**Total Sales from Group W, Division A, recorded after 4/30/2022**

The second example adds one more criterion, “Recorded Date”, so the outcome is the sales for **Group** **W**, **Division A**, recorded after** 4/30/2022.** You can see the values returned by the SUMIFS formulas in cells C25 and C26.

**Total Sales from Group W, Division A, recorded after 4/30/2022, with the number of units greater than or equal to 6**

In the third example, the number of units - **“# of Unit”** - is also included on top of the existing three criteria. The returned values are shown in cells C29 and C30.

Regardless of the approach you take, bear the following rules in mind:

- Numbers and cell references are not needed to be input with quotation marks.

- Text, wildcard (signs such as “*,” “?,” and “~.”), and date need to be enclosed with quotation marks, such as “A” or “*” or “8/25/2022”.

- Comparison operators such as “=,” “<,” and “>” with figures, text, and dates need to be enclosed by double quotes such as “<=100,” “<>apple,” and “>8/25/2022”.

- Comparison operator(s) with cell reference(s) or another formula(s) should require (i) quotation marks to enclose them, and (ii) “&” (ampersand) between the operators and formula(s) like “>=”&A1 or “<”&TODAY().

## How do I SUMIFS multiple criteria in one column in Google Sheets?

For simplification, let’s assume the number of criteria is two.

When you want to incorporate more than one criteria in a column, you can use curly brackets “{}” and the SUMIFS formula looks like this; =SUMIFS(sum_range W, criteria_range X, {**criterion Y, criterion Z}**). This formula brings you the total value of cells that match the criteria of C or D.

Here is another way to do this, but this approach is a bit more burdensome as you need to use SUMIFS functions as many as the criteria. Again, let’s assume you want to apply two standards to a column.

You need to add up two results of SUMIFS functions, and it should look like this; =SUMIFS(sum_range A, criteria_range B, **criterion C**)+SUMIFS(sum_range A, criteria_range B, **criterion D**); or you can use two SUMIF functions as well, and it should look like this; =SUMIF(range B, **criterion C**, [sum_range A])+SUMIF(range B, **criterion D**, [sum_range A]).

## What is the difference between SUMIF and SUMIFS?

The SUMIF formula shows the total figures in cells which match a condition. The SUMIFS function gives you the total figures in cells which meet multiple criteria. As you can see above, you can use both formulas, if you consider only one condition.

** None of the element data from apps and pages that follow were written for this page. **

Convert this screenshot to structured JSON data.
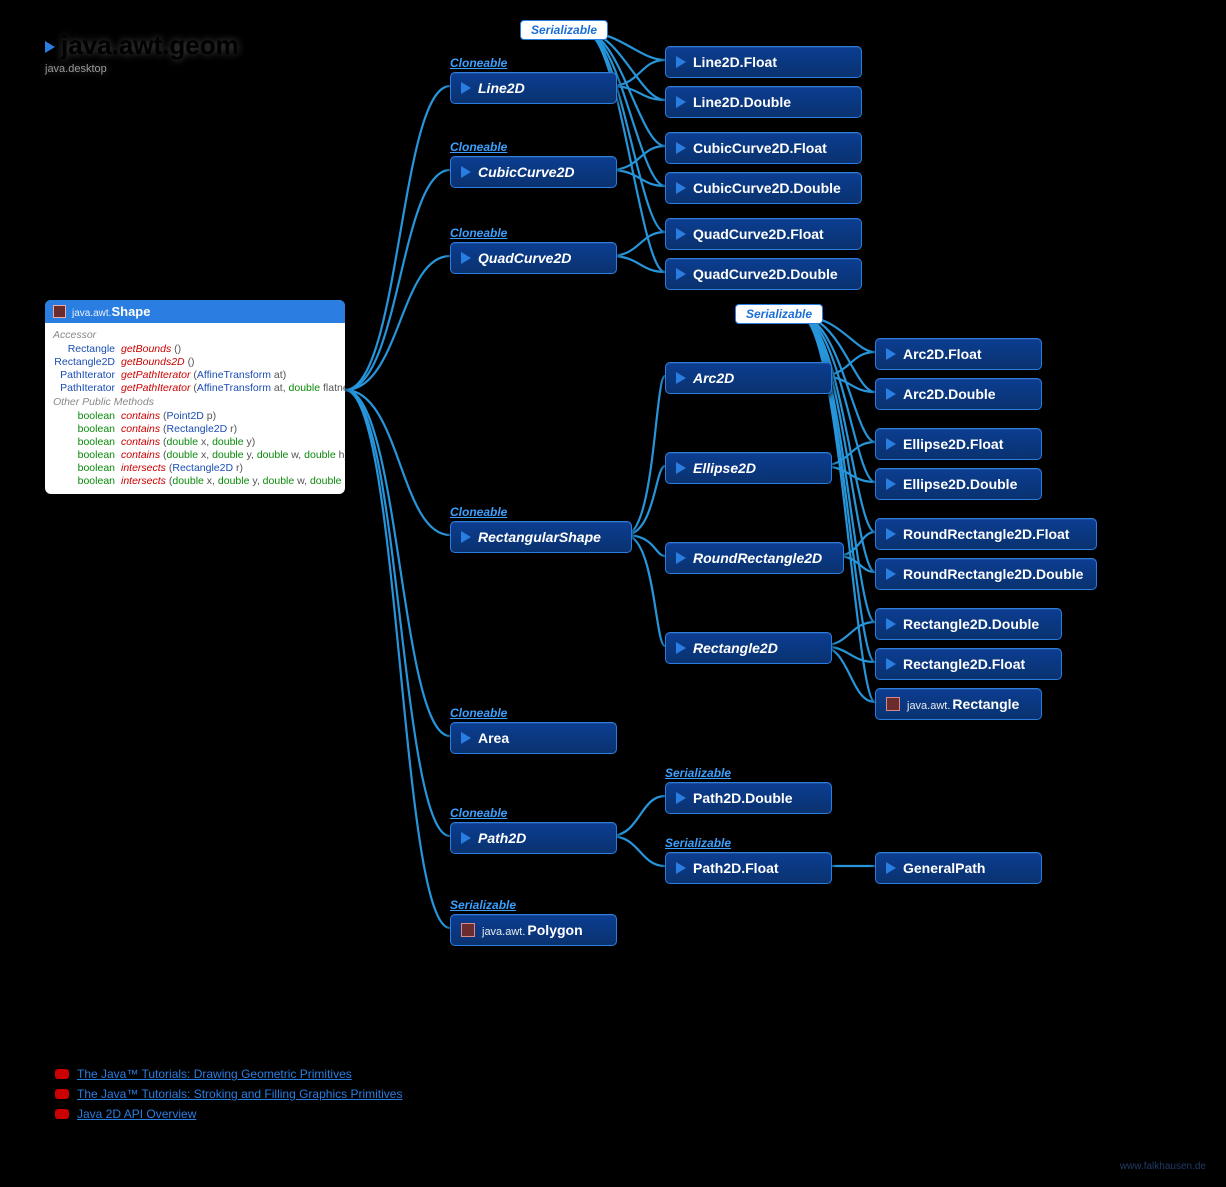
{
  "title": {
    "package": "java.awt.geom",
    "module": "java.desktop"
  },
  "shape_card": {
    "prefix": "java.awt.",
    "name": "Shape",
    "sections": {
      "accessor": "Accessor",
      "other": "Other Public Methods"
    },
    "accessors": [
      {
        "ret": "Rectangle",
        "name": "getBounds",
        "params": "()"
      },
      {
        "ret": "Rectangle2D",
        "name": "getBounds2D",
        "params": "()"
      },
      {
        "ret": "PathIterator",
        "name": "getPathIterator",
        "params_html": "(AffineTransform at)"
      },
      {
        "ret": "PathIterator",
        "name": "getPathIterator",
        "params_html": "(AffineTransform at, double flatness)"
      }
    ],
    "methods": [
      {
        "ret": "boolean",
        "name": "contains",
        "params_html": "(Point2D p)"
      },
      {
        "ret": "boolean",
        "name": "contains",
        "params_html": "(Rectangle2D r)"
      },
      {
        "ret": "boolean",
        "name": "contains",
        "params_html": "(double x, double y)"
      },
      {
        "ret": "boolean",
        "name": "contains",
        "params_html": "(double x, double y, double w, double h)"
      },
      {
        "ret": "boolean",
        "name": "intersects",
        "params_html": "(Rectangle2D r)"
      },
      {
        "ret": "boolean",
        "name": "intersects",
        "params_html": "(double x, double y, double w, double h)"
      }
    ]
  },
  "badges": {
    "serializable_top": "Serializable",
    "serializable_mid": "Serializable"
  },
  "annotations": {
    "cloneable": "Cloneable",
    "serializable": "Serializable"
  },
  "nodes": {
    "Line2D": "Line2D",
    "CubicCurve2D": "CubicCurve2D",
    "QuadCurve2D": "QuadCurve2D",
    "RectangularShape": "RectangularShape",
    "Area": "Area",
    "Path2D": "Path2D",
    "Polygon": "Polygon",
    "Polygon_prefix": "java.awt.",
    "Arc2D": "Arc2D",
    "Ellipse2D": "Ellipse2D",
    "RoundRectangle2D": "RoundRectangle2D",
    "Rectangle2D": "Rectangle2D",
    "Line2D_Float": "Line2D.Float",
    "Line2D_Double": "Line2D.Double",
    "CubicCurve2D_Float": "CubicCurve2D.Float",
    "CubicCurve2D_Double": "CubicCurve2D.Double",
    "QuadCurve2D_Float": "QuadCurve2D.Float",
    "QuadCurve2D_Double": "QuadCurve2D.Double",
    "Arc2D_Float": "Arc2D.Float",
    "Arc2D_Double": "Arc2D.Double",
    "Ellipse2D_Float": "Ellipse2D.Float",
    "Ellipse2D_Double": "Ellipse2D.Double",
    "RoundRectangle2D_Float": "RoundRectangle2D.Float",
    "RoundRectangle2D_Double": "RoundRectangle2D.Double",
    "Rectangle2D_Double": "Rectangle2D.Double",
    "Rectangle2D_Float": "Rectangle2D.Float",
    "Rectangle": "Rectangle",
    "Rectangle_prefix": "java.awt.",
    "Path2D_Double": "Path2D.Double",
    "Path2D_Float": "Path2D.Float",
    "GeneralPath": "GeneralPath"
  },
  "footer": {
    "links": [
      "The Java™ Tutorials: Drawing Geometric Primitives",
      "The Java™ Tutorials: Stroking and Filling Graphics Primitives",
      "Java 2D API Overview"
    ]
  },
  "watermark": "www.falkhausen.de"
}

However, you should be aware that the order of mandatory inputs in the two functions is different. Also, if you want to consider multiple conditions, it is better to use the SUMIFS function instead of the SUMIF formula. Move on to How to Use SUMIF formula in Google Sheets to learn the SUMIF function.